Monday, October 25, 2010

Songs of Life From a Hospital Bed

The following email was written to my step-Mom (Jan) on the day her late husband (my Dad) would have been 85.  Dad died just 6 months ago. Because the story within this email was so powerful, I wanted to share it with others.


How are you?  I almost hesitate to ask. I’ve had a rough week knowing that Dad would have turned 85 today.  I know this must be a million times harder for you.  You are in my prayers a lot Jan.

An interesting thing happened to me today and I think you’ll find it to be an amazing story.

My music partner (Jeanie) and I were asked by the family of a dying Lutheran preacher (Ed) to come to his hospital room and sing songs for him.  At first I said ‘yes’, then I said, ‘no wait a minute, it’s my Dad’s 85th birthday and this is just too sensitive and familiar.” A second later I was saying ‘yes’ again. And 10 minutes later we were sitting on the bed next to Ed the preacher who was pretty much in a coma.  Hospice was there. So were about half a dozen members of Ed’s family.  

At first it was hard. Very hard. Looking at the 82 year-old frail man, hooked up to monitors, was like seeing Dad in his final days.

Jeanie and I started into old hymns.  Ed’s mouth started moving. Our 3rd song was Amazing Grace. Ed started mouthing the words with almost intelligible sounds.  There was no question in my mind that he heard the song and was singing with us. 
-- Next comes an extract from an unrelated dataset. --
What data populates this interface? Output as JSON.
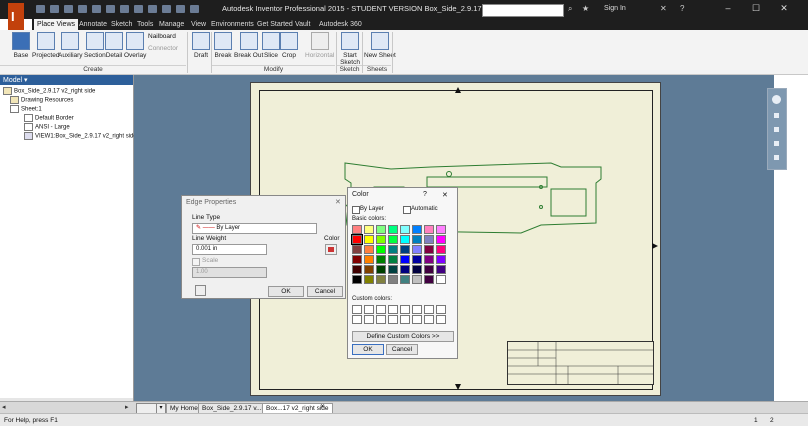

As a preacher he had directed church choral groups.  On the next song, Ed’s IV-bruised hand lifted up and began a rhythmic dance of sorts.  Through teary eyes, Jeanie cried, “Look, he’s conducting us.”  I felt the smiling presence of God and His angels. My tears finally stopped about the time Ed’s daughter starting adding a beautiful soprano harmony to our 2 voices.  It was so emotional.  It had turned from sorrowful to loving. Purposeful.  A blessing all around.

The staff and other folks in the hospital kept peeking in from the hall.  I didn’t get the impression they saw much of this kind of thing.  Ed’s family must have thanked us a dozen times.  In the parking lot afterwards the hospice woman came up to us and said, “You two blessed the entire hospital today.”  That was sweet to hear. And I know that the truth is that this is the way God blesses – all around (our job is to say ‘yes’ when we hear His call).

And so, in the end, I realize that this was really a blessing passed on by my Dad to their Dad and his family.  God doesn’t waste our experiences or our pain.  God’s timing – perfect! He is the Master story-maker. Well, I’m crying again.  I miss Dad a lot today.


PS – I think I’m going to cc the family and Jeanie on this email.  I think they’d like that. The blessings just keep going because, “what the Lord blesses, He blesses forever.”
Songs of Life From a Hospital Bed - Part 2
After sending the previous blog (email really) out to my family I was reminded (by my sister) of a very significant related event.  A few weeks before my father died my brother and I went up to visit him. Since we were traveling light our step-brother brought over 2 guitars for us to jam with (perhaps a miracle in and of itself).  We sang and played for Jan and my Dad for over 2 hours after dinner one evening.  Dad said that this was the best he had felt in many weeks.  It really was one of the best times I've ever had with my father.  He even sang! Amazing considering his declining condition.

So therein lies the connection. Music, songs, guitars, family, love, healing, taking time not just say you care but to show you care.  It is no wonder that the experience in the hospital with Ed the preacher triggered so much emotion.  Someone once said, "Where your pain is, therein lies your gift." The gifts God gives us are the magic carpet rides upon which we travel to give to others. Pain is not a worthless emotion. It is more like an experience which teaches us sensitivity to others.  And in that sensitivity we connect with Amazing Grace.